This blog is all about explaining how to hire a great team, motivate them, and lead them to success.  (Spoiler alert: my book is also about these same things!  Coming out in late July or early August!  And, if that’s not enough, I’ve started working on a course that will teach you how to hire that Rock Star Team.)  But in the beginning stages of your business, it’s just you.  You have to do everything from teaching classes, taking care of your clients, selling, cleaning, restocking supplies, and a host of other unexciting and oftentimes dirty jobs—after 5 years, I have lots of bathroom “surprise” stories.  Two drink minimum, please.

For those of you having difficulty visualizing what I’m talking about (maybe because you’re trying not to visualize the dirty jobs), this is what your business lifecycle looks like at the beginning.  You support your clients.



But 5 years in, this is where I am.  I’m supporting my Team and they are supporting our clients.

Business Cycle II


Do you see the difference?  In the second image, you give all the responsibility to your Team and you focus on doing whatever it is that they need to be better at their jobs.  Ok … maybe we’re not 100% there yet.  But we will be, very soon.

It’s important to note that if you aren’t hiring the right people or people that don’t fit within your business’s unique culture, you’ll likely never get to the point of supporting your Team.  You’ll stay stuck supporting your clients and doing everything yourself.  No rest for you.  No vacation for you.  No other opportunities for you.  Since your business should serve as your vehicle to a better, more balanced life, that’s pretty lame.  Wouldn’t you agree?

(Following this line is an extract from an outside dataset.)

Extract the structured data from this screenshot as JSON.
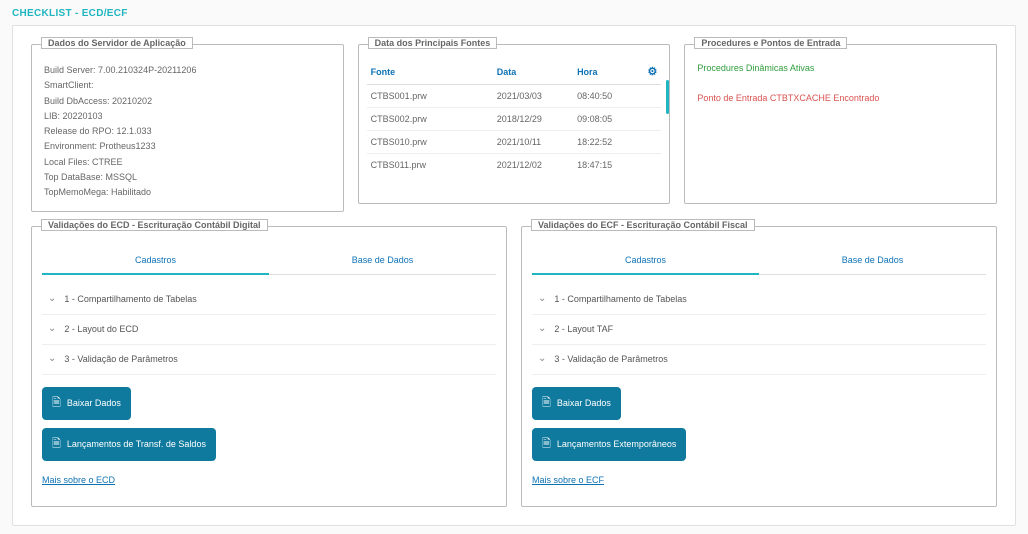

Over the next year, I’m going to spend my time working with my Manager and Assistant Manager so that they are running the business without me and I’m solely focused on thinking up more ways to increase our revenue.  Since I won’t be overseeing the studios’ day-to-day operations, I’ll have plenty of time to devote to my new role and I am anticipating working remotely at times.  In fact, my goal is to be able to take a whole month away and be confident that everything is happening without me.  Dare to dream!  So how am I going to get to this point?

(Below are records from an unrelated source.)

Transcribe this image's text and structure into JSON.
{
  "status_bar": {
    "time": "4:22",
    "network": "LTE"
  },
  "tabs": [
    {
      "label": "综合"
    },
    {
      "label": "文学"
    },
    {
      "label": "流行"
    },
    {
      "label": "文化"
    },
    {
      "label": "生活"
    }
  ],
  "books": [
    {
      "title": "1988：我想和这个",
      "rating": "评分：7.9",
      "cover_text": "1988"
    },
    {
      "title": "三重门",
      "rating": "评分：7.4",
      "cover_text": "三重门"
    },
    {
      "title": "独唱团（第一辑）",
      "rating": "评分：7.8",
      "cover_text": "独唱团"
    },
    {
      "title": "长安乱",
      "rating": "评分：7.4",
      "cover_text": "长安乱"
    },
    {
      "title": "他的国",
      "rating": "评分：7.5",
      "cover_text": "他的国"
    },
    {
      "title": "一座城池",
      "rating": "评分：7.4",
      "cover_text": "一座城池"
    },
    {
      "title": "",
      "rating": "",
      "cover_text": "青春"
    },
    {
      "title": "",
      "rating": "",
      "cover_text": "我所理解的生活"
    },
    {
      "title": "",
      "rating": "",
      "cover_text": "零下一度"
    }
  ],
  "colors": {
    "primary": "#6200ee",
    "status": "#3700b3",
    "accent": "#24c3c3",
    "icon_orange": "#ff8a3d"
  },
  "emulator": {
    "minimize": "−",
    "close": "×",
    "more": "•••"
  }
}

The first step in business freedom is to teach my managers how to track our key metrics, the most important being retention.  In the fitness business, client retention is the main driver of your future sales.  What?  Did you think attracting new clients is?

Sure, bringing new clients into your studio is extremely important, but since most are initially purchasing your introductory offer which is significantly discounted (we offer an Intro Month, which is four weeks at $99), you’re really not increasing or driving sales until they make that leap to their next package.  If you have 20 new clients walk through your doors and start taking class, but at the end of their Intro Month only 1 sticks around and purchases another package, that’s not good, and an indicator that something you’re doing isn’t working to keep these people around.  It’s also a lot of work for you and your team for lackluster results.  Forming a solid retention plan is the best way to drive and predict your future sales.  As I’m teaching them about retention and how to track it, we’ll also be recording all of our work in a manager manual—that way, if any of them go on vacation someone else will know exactly what to do in their absence.  Business freedom here I come!

Going forward, I’ll be discussing this transition in more detail and how it will allow me to gain business freedom as well as start working on something else that should be on every small business owner’s mind, diversification of income.  But more on that as this new journey unfolds.  Maybe the next book?!

I know you’ve been waiting for it … a super-serious discussion on hair ties will be posted tomorrow.  Which ones are the best?  But seriously, where do they go when they get lost?

Until then, stay on your toes!